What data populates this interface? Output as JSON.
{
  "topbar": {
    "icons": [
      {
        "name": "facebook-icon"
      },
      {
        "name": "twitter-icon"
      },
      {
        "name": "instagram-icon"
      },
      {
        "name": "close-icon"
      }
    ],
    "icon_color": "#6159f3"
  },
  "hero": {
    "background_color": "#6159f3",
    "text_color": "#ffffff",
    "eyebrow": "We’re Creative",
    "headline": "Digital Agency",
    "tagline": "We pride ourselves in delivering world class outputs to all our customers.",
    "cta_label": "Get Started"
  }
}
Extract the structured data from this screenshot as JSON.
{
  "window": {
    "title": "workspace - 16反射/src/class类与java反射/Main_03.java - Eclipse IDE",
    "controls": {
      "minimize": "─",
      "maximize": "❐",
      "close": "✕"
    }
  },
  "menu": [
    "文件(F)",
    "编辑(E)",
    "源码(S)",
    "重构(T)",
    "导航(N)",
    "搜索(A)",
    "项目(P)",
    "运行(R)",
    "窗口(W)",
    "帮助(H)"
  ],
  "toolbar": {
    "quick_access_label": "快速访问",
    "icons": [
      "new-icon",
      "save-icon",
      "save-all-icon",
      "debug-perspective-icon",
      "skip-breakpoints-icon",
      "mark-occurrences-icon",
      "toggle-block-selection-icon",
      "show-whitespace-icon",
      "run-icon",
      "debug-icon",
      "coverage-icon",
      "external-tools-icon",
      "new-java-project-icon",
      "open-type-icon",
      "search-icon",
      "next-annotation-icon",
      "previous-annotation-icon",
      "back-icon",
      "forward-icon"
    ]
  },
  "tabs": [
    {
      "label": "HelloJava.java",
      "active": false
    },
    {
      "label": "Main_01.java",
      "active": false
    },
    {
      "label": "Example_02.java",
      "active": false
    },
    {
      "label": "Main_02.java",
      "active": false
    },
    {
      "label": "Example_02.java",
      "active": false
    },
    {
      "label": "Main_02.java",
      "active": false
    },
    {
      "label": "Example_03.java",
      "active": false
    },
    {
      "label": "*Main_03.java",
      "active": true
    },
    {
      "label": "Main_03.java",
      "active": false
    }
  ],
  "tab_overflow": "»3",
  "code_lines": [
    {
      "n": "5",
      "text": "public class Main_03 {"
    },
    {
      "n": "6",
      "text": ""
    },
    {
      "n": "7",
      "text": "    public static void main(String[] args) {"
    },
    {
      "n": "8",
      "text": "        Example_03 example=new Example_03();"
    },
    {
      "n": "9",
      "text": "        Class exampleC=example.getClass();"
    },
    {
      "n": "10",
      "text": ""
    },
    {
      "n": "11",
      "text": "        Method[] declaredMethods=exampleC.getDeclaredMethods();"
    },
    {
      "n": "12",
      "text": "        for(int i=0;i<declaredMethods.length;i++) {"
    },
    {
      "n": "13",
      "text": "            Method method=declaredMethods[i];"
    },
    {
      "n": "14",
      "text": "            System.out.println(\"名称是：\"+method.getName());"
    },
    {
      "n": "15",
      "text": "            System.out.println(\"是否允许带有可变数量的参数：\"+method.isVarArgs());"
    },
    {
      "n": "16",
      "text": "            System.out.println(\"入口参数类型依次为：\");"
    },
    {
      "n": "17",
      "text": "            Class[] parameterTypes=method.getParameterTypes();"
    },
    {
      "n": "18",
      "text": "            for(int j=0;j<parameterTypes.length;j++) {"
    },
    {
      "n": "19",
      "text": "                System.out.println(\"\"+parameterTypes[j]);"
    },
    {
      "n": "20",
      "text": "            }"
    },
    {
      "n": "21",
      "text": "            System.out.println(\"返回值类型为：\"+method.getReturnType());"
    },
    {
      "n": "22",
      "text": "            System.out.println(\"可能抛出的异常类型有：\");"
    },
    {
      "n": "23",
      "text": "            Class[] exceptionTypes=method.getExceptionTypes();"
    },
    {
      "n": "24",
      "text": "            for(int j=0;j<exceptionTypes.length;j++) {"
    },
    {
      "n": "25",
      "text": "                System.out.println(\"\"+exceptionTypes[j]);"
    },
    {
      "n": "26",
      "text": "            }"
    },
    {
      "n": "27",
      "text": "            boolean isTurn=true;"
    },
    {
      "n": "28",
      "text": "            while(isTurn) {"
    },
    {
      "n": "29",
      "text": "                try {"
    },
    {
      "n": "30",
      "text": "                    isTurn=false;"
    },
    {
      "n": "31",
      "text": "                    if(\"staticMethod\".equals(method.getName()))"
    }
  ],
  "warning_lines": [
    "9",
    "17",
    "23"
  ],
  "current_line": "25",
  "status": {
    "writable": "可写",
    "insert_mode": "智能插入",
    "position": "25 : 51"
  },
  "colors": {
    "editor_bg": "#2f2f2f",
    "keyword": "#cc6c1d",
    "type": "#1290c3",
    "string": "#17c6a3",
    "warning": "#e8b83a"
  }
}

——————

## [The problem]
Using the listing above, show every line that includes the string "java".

## [Answer section]
    "title": "workspace - 16反射/src/class类与java反射/Main_03.java - Eclipse IDE",
      "new-java-project-icon",
      "label": "HelloJava.java",
      "label": "Main_01.java",
      "label": "Example_02.java",
      "label": "Main_02.java",
      "label": "Example_02.java",
      "label": "Main_02.java",
      "label": "Example_03.java",
      "label": "*Main_03.java",
      "label": "Main_03.java",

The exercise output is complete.